= TASK INSTRUCTIONS =
Repeat each record below exactly as it is written.

= Collected data =
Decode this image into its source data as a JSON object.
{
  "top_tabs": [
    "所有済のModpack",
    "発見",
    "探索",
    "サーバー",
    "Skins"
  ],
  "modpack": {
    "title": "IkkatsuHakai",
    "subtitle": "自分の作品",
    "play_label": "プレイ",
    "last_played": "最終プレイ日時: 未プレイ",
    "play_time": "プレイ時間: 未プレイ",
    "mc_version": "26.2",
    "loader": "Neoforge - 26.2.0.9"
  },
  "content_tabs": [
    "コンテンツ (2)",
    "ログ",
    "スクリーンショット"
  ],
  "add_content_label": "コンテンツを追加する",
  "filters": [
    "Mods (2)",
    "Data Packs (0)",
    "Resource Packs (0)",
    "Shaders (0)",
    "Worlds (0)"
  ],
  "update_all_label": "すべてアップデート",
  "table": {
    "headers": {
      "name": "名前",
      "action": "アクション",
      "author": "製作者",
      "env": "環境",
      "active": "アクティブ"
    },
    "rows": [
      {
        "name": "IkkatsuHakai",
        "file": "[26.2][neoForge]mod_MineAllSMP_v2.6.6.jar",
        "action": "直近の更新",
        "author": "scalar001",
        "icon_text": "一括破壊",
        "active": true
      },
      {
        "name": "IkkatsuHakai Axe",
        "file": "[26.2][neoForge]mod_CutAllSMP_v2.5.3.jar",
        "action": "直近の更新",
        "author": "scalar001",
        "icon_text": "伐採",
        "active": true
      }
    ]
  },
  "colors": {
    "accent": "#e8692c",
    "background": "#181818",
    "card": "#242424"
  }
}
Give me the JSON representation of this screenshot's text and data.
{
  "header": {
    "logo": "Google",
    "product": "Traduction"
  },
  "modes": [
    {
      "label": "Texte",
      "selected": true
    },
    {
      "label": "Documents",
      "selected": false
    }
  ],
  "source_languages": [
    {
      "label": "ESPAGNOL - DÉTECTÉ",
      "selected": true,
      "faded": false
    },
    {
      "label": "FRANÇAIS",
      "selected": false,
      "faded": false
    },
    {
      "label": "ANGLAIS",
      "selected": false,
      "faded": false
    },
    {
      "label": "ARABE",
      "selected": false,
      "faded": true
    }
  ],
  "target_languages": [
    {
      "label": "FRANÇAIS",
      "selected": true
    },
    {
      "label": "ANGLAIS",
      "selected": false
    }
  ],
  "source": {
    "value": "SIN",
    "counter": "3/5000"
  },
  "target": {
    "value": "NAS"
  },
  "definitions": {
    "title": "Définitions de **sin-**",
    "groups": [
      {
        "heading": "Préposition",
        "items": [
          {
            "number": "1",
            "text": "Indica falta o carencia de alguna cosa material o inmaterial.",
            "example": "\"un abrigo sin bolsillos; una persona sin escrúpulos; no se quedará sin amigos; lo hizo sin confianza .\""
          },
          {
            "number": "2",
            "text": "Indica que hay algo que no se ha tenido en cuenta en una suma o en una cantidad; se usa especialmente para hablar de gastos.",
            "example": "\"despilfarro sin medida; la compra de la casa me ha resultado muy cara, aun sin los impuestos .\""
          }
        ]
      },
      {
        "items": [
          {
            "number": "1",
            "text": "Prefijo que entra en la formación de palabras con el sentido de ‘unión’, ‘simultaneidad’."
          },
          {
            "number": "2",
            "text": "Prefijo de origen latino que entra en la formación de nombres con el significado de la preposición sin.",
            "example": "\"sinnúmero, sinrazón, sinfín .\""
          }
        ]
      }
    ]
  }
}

= RESULT OF THE TASK =
Decode this image into its source data as a JSON object.
{
  "top_tabs": [
    "所有済のModpack",
    "発見",
    "探索",
    "サーバー",
    "Skins"
  ],
  "modpack": {
    "title": "IkkatsuHakai",
    "subtitle": "自分の作品",
    "play_label": "プレイ",
    "last_played": "最終プレイ日時: 未プレイ",
    "play_time": "プレイ時間: 未プレイ",
    "mc_version": "26.2",
    "loader": "Neoforge - 26.2.0.9"
  },
  "content_tabs": [
    "コンテンツ (2)",
    "ログ",
    "スクリーンショット"
  ],
  "add_content_label": "コンテンツを追加する",
  "filters": [
    "Mods (2)",
    "Data Packs (0)",
    "Resource Packs (0)",
    "Shaders (0)",
    "Worlds (0)"
  ],
  "update_all_label": "すべてアップデート",
  "table": {
    "headers": {
      "name": "名前",
      "action": "アクション",
      "author": "製作者",
      "env": "環境",
      "active": "アクティブ"
    },
    "rows": [
      {
        "name": "IkkatsuHakai",
        "file": "[26.2][neoForge]mod_MineAllSMP_v2.6.6.jar",
        "action": "直近の更新",
        "author": "scalar001",
        "icon_text": "一括破壊",
        "active": true
      },
      {
        "name": "IkkatsuHakai Axe",
        "file": "[26.2][neoForge]mod_CutAllSMP_v2.5.3.jar",
        "action": "直近の更新",
        "author": "scalar001",
        "icon_text": "伐採",
        "active": true
      }
    ]
  },
  "colors": {
    "accent": "#e8692c",
    "background": "#181818",
    "card": "#242424"
  }
}
Give me the JSON representation of this screenshot's text and data.
{
  "header": {
    "logo": "Google",
    "product": "Traduction"
  },
  "modes": [
    {
      "label": "Texte",
      "selected": true
    },
    {
      "label": "Documents",
      "selected": false
    }
  ],
  "source_languages": [
    {
      "label": "ESPAGNOL - DÉTECTÉ",
      "selected": true,
      "faded": false
    },
    {
      "label": "FRANÇAIS",
      "selected": false,
      "faded": false
    },
    {
      "label": "ANGLAIS",
      "selected": false,
      "faded": false
    },
    {
      "label": "ARABE",
      "selected": false,
      "faded": true
    }
  ],
  "target_languages": [
    {
      "label": "FRANÇAIS",
      "selected": true
    },
    {
      "label": "ANGLAIS",
      "selected": false
    }
  ],
  "source": {
    "value": "SIN",
    "counter": "3/5000"
  },
  "target": {
    "value": "NAS"
  },
  "definitions": {
    "title": "Définitions de **sin-**",
    "groups": [
      {
        "heading": "Préposition",
        "items": [
          {
            "number": "1",
            "text": "Indica falta o carencia de alguna cosa material o inmaterial.",
            "example": "\"un abrigo sin bolsillos; una persona sin escrúpulos; no se quedará sin amigos; lo hizo sin confianza .\""
          },
          {
            "number": "2",
            "text": "Indica que hay algo que no se ha tenido en cuenta en una suma o en una cantidad; se usa especialmente para hablar de gastos.",
            "example": "\"despilfarro sin medida; la compra de la casa me ha resultado muy cara, aun sin los impuestos .\""
          }
        ]
      },
      {
        "items": [
          {
            "number": "1",
            "text": "Prefijo que entra en la formación de palabras con el sentido de ‘unión’, ‘simultaneidad’."
          },
          {
            "number": "2",
            "text": "Prefijo de origen latino que entra en la formación de nombres con el significado de la preposición sin.",
            "example": "\"sinnúmero, sinrazón, sinfín .\""
          }
        ]
      }
    ]
  }
}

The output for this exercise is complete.